Here are some interesting facts about our church:
• Planning permission to build was sought as early as 1658 but the parish only came into being in 1840. Before that time folk had to walk or go by horse and cart 4 or 5 miles across Croston Moss to the mother church of St. Michael and All Angels, Croston.
• Along with her sister church, St. John the Baptist, Bretherton, both churches were consecrated by the Bishop of Chester in June 1840. They shared the same architect and are similar in design and appearance.
• The first and longest serving Rector was Revd. Martin Twiss. He was responsible for a lot of the church’s major features (mostly dedicated to the Twiss family) and he is buried under the Chancel. There have been 11 Rectors often staying a considerable time. Here is the list:
1840 Rev. Martin Twiss
1888 Rev. Seymour Penzer
1893 Rev. H L Beardsmore
1897 Rev. Edmund Thomason
1912 Rev. W Pritchard Lord
1920 Rev. C David
1947 Rev. Arthur Steel
1953 Rev. Bernard Lord
1960 Rev. G E Stephens
1987 Rev. David J Reynolds
2015 Rev. Michael Woods
• Most interest lies in East Window which is particularly beautiful and contains several window lights. From the left the first is dedicated to Rev. Twiss’s father, Richard, the second third and fourth are dedicated to his mother, Henrietta, the fifth light commemorates the building of the Chancel in 1879 and also celebrates the 40th year of his ministry.
• A Marble Plaque on the left of the Sanctuary commemorates,Henrietta, his sister. On the right hand side of the Sanctuary there is a window dedicated to Margaret, the wife of the fourth Rector, Edmund Thomason. She died of pneumonia in 1907 leaving her husband and seven children. He himself was to die in a cycling accident in 1912 and both are buried in the church yard.
• Undeterred by his wife’s death, the Revd. Thomason worked hard to obtain funding from the Carnegie Trust to provide an Organ and Loft. Both were dedicated in 1909.
• Opposite the organ are Two Plaques bearing the coat of arms of the Master’s of Croston (Rector of Croston and benefactor) and the Twiss family. The Latin quotation PARTA – TUERI means ‘Care for the Children’.
• The Nave and Balcony of the church hold up to 200 people. Pause by the Remembrance Corner and notice how many from the parish died in conflict. The Tablet was added to the wall in the early 1960’s. Names like ‘Cobham” indicating family relationships.
The dark coloured Reredos in the Sanctuary was given by Ellen Cobham and has carved on the top side the names of her three sons she lost in conflict.
Also note the shield with a Cross-Keys motif which is the symbol of St. Peter.
Today and into the future
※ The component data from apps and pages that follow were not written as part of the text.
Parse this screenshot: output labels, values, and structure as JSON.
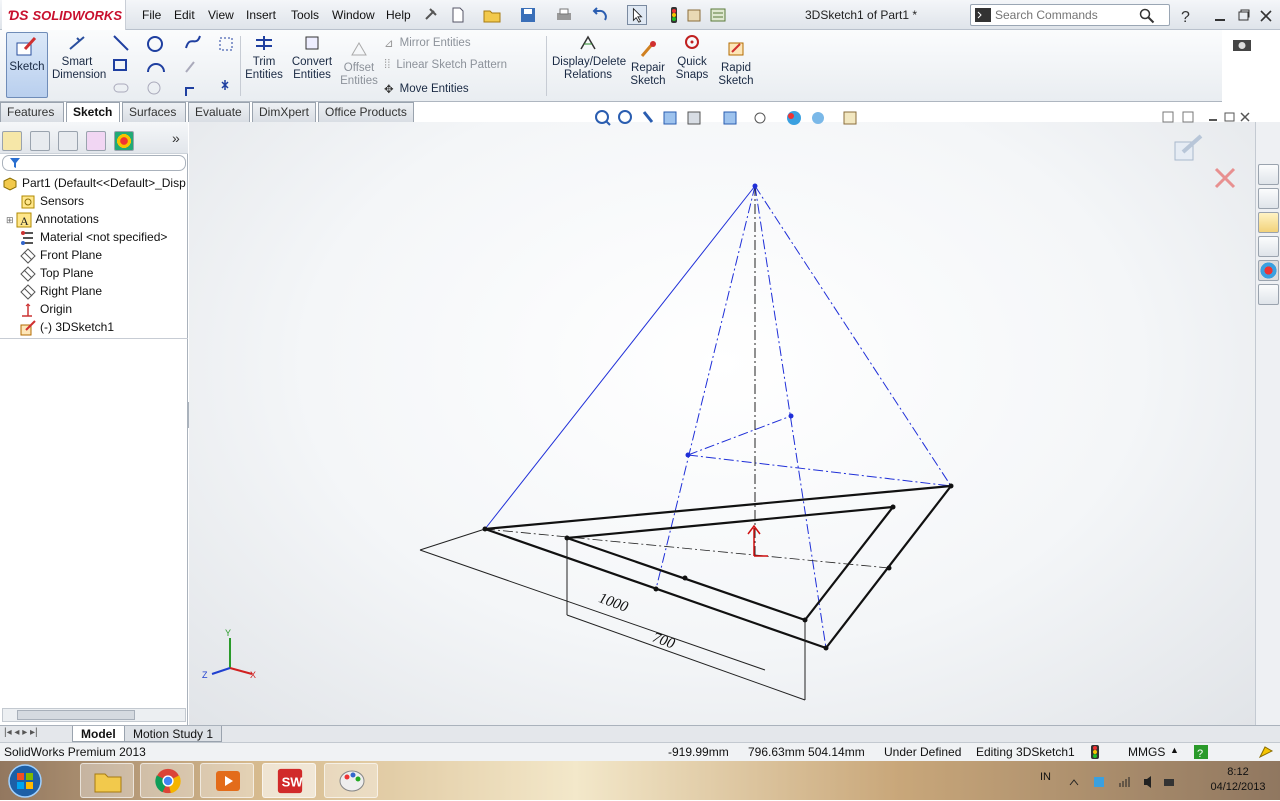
{
  "app": {
    "brand": "SOLIDWORKS",
    "doc_title": "3DSketch1 of Part1 *"
  },
  "menu": [
    "File",
    "Edit",
    "View",
    "Insert",
    "Tools",
    "Window",
    "Help"
  ],
  "search": {
    "placeholder": "Search Commands"
  },
  "command_manager": {
    "sketch": "Sketch",
    "smart_dimension": [
      "Smart",
      "Dimension"
    ],
    "trim_entities": [
      "Trim",
      "Entities"
    ],
    "convert_entities": [
      "Convert",
      "Entities"
    ],
    "offset_entities": [
      "Offset",
      "Entities"
    ],
    "mirror_entities": "Mirror Entities",
    "linear_sketch_pattern": "Linear Sketch Pattern",
    "move_entities": "Move Entities",
    "display_delete_relations": [
      "Display/Delete",
      "Relations"
    ],
    "repair_sketch": [
      "Repair",
      "Sketch"
    ],
    "quick_snaps": [
      "Quick",
      "Snaps"
    ],
    "rapid_sketch": [
      "Rapid",
      "Sketch"
    ]
  },
  "tabs": [
    "Features",
    "Sketch",
    "Surfaces",
    "Evaluate",
    "DimXpert",
    "Office Products"
  ],
  "active_tab": "Sketch",
  "feature_tree": {
    "root": "Part1  (Default<<Default>_Disp",
    "items": [
      "Sensors",
      "Annotations",
      "Material <not specified>",
      "Front Plane",
      "Top Plane",
      "Right Plane",
      "Origin",
      "(-) 3DSketch1"
    ]
  },
  "graphics": {
    "dim_1": "1000",
    "dim_2": "700",
    "triad": {
      "x": "X",
      "y": "Y",
      "z": "Z"
    }
  },
  "bottom_tabs": [
    "Model",
    "Motion Study 1"
  ],
  "status": {
    "product": "SolidWorks Premium 2013",
    "coord_x": "-919.99mm",
    "coord_yz": "796.63mm 504.14mm",
    "define_state": "Under Defined",
    "mode": "Editing 3DSketch1",
    "units": "MMGS"
  },
  "taskbar": {
    "lang": "IN",
    "time": "8:12",
    "date": "04/12/2013"
  },
  "colors": {
    "sketch_blue": "#1f2fd8",
    "sketch_black": "#111111",
    "brand_red": "#c8102e"
  }
}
After years of independence things have now come full circle. In 2015, St. Peter’s Mawdesley with Bispham became part of a United Benefice along with St. John the Baptist, Bretherton and St. Michael’s, Croston. The three parishes retain their independence but try to work together jointly to share things in common and evolve a future vision of ministry, mission and service for this much enlarged area.
The present Rector, Rev. Michael Woods, who is resident in Croston, heads a ministry team for the whole United Benefice and also encourages each local congregation to support its own village and wider area.
If you would like to know more or join us at St. Peter’s have a word with one of the parishioner or Rev. Michael who would be happy to help.